[ACTIVITY]:
Could you copy out all the lines in the material below where the word "title" occurs?

[INPUT DATA Boundary: Start]

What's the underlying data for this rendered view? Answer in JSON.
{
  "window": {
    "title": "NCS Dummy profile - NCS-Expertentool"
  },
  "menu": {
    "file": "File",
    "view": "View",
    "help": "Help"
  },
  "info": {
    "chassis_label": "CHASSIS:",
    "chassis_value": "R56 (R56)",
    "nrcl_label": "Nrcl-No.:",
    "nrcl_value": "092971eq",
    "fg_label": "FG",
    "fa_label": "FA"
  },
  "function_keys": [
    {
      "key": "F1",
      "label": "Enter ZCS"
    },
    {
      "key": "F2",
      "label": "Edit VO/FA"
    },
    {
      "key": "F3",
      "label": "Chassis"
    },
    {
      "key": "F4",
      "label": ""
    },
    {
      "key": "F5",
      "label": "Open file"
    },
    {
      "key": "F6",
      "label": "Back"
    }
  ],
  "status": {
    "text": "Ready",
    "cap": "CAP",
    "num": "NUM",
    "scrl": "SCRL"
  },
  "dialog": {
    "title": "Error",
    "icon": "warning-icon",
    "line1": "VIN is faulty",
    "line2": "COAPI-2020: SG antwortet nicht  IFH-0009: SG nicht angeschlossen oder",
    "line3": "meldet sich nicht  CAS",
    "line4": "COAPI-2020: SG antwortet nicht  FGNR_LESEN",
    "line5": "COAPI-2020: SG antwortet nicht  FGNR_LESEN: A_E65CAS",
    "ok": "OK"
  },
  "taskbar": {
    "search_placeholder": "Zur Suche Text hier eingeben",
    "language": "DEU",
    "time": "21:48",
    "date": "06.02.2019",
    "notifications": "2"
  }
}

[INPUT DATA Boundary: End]
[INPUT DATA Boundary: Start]

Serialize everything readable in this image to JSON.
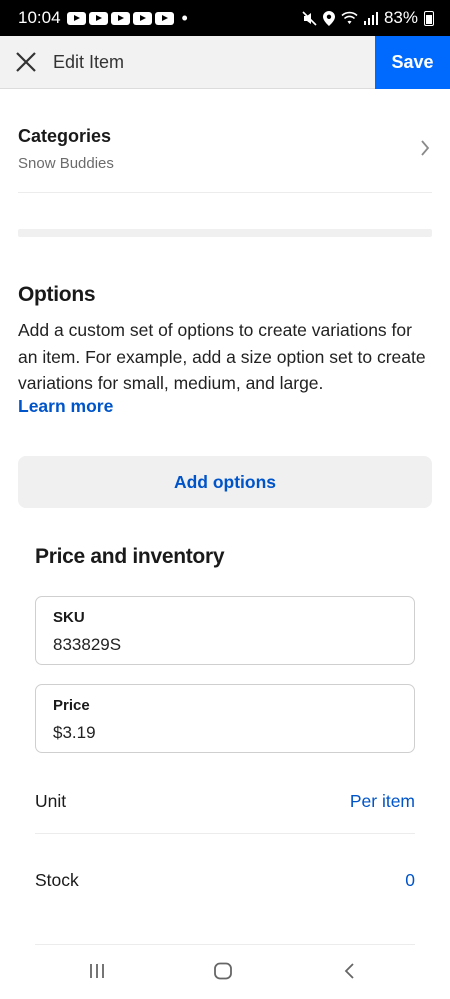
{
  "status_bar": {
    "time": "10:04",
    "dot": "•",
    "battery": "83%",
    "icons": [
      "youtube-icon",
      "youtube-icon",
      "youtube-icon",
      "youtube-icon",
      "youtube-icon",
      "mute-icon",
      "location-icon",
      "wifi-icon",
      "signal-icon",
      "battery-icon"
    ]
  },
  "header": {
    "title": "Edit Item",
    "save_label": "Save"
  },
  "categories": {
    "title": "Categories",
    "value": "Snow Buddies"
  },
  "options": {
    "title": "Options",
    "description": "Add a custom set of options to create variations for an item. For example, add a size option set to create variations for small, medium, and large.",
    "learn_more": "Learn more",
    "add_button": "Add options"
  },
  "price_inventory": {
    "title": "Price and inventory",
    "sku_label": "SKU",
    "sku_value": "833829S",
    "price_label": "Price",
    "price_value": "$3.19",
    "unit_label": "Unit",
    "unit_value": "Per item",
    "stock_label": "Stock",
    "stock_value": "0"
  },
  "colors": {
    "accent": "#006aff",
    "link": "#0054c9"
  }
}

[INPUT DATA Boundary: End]

[RESPONSE TO THIS TASK]:
    "title": "NCS Dummy profile - NCS-Expertentool"
    "title": "Error",
    "title": "Edit Item",
    "title": "Categories",
    "title": "Options",
    "title": "Price and inventory",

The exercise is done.